According to the U.S. Food and Drug Administration (FDA), "... fresh tomatoes now available in the domestic market are not associated with the current outbreak."
This lifts the warning they issued ten days ago.
They are still concerned, however, with both the raw jalapeño and raw serrano peppers currently available in the domestic market, advising that people in high risk populations, such as the elderly, avoid these peppers.
I say we support our local tomato farmers by loading up on tomatoes and making one of the handiest things you can make with tomatoes: Tomato paste.
(I could wax rhapsodic about tomato paste and how a spoonful added to an insane number of dishes elevates their flavor and richness.)
Vegetarian recipe for Homemade Tomato Paste
from that wonderful magazine, Saveur
5 lbs. plum tomatoes
1⁄4 cup extra-virgin olive oil plus 2 tbsp.
Kosher salt, to taste
1. Heat oven to 300°. Roughly chop tomatoes. Heat 1⁄4 cup of the oil in a 12" skillet over high heat. Add tomatoes and season lightly with salt; bring to a boil. Cook, stirring, until very soft, about 8 minutes.
2. Pass the tomatoes through the finest plate of a food mill, pushing as much of the pulp through the sieve as possible, leaving the seeds behind.
3. Rub a rimmed 13" x 18" baking sheet with remaining 2 tbsp. of oil; spread tomato purée evenly over sheet.

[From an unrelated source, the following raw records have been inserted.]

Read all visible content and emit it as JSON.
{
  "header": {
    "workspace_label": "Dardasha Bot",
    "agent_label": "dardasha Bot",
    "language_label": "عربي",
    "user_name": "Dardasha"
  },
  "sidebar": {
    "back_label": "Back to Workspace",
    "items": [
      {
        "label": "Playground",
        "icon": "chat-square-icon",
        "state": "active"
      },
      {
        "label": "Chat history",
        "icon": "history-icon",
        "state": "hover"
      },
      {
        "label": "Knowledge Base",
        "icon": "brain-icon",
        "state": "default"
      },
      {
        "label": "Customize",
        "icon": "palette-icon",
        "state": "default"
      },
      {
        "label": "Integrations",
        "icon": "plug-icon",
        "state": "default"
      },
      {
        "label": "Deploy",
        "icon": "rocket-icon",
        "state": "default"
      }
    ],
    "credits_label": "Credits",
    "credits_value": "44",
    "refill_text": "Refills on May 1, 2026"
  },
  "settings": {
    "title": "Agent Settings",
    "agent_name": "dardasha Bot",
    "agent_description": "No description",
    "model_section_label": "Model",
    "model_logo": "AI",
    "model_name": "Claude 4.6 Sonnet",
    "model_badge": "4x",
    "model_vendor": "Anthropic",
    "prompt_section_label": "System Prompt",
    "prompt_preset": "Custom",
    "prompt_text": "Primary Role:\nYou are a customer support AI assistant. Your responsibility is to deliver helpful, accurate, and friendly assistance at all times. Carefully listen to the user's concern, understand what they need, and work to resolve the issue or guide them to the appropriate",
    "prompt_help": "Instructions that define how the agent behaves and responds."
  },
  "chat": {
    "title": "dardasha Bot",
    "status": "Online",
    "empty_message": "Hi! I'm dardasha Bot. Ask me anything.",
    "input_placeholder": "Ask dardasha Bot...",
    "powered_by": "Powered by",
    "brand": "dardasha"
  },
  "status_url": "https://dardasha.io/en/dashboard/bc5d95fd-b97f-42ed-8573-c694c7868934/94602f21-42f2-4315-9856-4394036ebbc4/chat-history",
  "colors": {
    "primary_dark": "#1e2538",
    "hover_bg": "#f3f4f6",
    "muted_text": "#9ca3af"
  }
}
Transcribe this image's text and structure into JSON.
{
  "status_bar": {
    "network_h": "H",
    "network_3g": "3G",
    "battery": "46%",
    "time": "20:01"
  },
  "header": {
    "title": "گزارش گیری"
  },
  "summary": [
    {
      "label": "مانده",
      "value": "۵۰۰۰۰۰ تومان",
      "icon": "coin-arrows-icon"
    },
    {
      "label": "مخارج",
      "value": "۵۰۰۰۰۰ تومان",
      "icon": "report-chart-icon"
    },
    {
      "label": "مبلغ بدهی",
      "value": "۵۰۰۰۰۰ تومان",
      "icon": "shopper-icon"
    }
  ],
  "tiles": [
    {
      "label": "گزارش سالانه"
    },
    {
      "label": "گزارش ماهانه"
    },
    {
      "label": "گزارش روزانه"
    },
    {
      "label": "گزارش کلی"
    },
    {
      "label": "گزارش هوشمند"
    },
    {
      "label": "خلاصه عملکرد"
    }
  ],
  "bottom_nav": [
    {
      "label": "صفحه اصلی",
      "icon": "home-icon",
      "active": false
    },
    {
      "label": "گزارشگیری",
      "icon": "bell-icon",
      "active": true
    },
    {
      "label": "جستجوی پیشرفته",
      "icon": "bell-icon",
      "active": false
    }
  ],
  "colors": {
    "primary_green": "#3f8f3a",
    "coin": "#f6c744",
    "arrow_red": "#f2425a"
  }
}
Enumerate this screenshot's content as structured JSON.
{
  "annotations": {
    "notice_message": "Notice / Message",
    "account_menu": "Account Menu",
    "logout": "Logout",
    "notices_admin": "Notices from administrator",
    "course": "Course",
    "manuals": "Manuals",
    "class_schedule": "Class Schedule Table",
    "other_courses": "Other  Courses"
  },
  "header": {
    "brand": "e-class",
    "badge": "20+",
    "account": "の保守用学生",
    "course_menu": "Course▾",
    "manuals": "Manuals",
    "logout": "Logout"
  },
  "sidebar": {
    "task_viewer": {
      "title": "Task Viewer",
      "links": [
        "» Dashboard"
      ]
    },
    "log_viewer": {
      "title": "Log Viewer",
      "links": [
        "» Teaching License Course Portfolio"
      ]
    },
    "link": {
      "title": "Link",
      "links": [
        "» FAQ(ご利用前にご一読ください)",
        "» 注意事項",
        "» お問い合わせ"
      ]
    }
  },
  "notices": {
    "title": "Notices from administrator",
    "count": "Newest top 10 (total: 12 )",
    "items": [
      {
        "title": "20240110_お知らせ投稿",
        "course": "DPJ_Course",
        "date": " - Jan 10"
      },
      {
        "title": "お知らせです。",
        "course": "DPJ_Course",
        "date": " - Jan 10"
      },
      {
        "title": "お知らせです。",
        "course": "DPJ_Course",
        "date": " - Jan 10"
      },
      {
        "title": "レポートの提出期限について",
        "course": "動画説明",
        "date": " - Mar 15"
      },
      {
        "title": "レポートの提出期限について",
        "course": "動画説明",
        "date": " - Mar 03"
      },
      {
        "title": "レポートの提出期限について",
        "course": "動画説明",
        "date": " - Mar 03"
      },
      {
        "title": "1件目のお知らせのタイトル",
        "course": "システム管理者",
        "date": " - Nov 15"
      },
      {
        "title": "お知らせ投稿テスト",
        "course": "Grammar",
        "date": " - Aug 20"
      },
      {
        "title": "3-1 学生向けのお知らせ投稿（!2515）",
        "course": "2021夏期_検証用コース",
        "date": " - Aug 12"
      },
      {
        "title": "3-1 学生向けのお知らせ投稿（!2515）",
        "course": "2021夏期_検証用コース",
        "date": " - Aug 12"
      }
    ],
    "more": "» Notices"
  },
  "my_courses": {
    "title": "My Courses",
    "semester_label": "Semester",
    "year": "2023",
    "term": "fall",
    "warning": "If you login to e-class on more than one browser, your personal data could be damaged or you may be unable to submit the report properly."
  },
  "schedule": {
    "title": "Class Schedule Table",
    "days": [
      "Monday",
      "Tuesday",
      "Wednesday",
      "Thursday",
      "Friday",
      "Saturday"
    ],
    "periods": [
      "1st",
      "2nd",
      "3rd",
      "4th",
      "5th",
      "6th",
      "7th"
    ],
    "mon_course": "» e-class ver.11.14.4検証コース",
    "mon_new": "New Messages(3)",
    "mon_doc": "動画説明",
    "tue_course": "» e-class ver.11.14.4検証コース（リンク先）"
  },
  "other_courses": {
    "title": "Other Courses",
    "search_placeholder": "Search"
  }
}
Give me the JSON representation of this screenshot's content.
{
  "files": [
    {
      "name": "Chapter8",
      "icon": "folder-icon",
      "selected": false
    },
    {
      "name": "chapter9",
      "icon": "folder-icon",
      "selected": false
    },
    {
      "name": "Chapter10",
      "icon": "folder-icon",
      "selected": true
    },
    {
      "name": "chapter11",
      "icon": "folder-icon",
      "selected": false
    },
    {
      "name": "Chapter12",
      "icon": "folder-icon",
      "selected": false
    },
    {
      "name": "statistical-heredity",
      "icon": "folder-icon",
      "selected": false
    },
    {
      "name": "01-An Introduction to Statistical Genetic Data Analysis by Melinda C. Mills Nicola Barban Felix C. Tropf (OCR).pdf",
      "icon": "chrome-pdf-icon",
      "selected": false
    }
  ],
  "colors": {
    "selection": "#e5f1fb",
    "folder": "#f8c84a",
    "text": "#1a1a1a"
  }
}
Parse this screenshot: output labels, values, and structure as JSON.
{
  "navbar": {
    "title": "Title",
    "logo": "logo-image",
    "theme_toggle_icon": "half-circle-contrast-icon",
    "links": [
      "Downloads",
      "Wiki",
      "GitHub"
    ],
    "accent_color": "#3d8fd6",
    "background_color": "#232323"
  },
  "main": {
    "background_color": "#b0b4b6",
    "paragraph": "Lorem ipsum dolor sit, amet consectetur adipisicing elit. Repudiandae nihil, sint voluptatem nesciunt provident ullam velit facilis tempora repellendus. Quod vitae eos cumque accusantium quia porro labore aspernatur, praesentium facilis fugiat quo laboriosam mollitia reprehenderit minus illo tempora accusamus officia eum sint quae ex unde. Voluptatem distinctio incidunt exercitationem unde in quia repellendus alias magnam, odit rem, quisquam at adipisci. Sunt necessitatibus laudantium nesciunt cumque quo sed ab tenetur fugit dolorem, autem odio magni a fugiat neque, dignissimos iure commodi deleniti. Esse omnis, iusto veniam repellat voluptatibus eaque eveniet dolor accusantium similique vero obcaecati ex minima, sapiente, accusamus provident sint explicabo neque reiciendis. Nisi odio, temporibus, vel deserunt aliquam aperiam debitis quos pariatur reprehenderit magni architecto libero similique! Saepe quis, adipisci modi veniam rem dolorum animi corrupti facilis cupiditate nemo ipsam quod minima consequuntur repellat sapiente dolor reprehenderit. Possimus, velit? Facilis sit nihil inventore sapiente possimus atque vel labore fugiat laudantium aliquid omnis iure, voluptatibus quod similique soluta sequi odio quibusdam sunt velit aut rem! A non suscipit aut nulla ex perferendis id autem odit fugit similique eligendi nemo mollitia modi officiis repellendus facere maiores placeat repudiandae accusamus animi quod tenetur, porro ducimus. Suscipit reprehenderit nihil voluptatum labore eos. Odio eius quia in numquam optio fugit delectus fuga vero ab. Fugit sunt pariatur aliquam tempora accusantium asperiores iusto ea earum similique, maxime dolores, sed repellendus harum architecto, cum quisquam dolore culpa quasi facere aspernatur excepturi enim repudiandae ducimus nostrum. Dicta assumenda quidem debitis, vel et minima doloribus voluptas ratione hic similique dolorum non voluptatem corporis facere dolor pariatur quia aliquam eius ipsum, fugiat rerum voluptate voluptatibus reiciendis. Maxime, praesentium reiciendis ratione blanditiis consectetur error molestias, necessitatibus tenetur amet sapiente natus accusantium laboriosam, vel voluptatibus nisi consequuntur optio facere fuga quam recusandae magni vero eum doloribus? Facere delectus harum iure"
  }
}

Bake, using a spatula to turn the purée over on itself occasionally, until most of the water evaporates and the surface darkens, about 3 hours. Reduce heat to 250°; cook until thick and brick colored, 20–25 minutes.
4. Store sealed in an airtight container in the refrigerator for up to one month, or freeze, wrapped well in plastic wrap, for up to 6 months.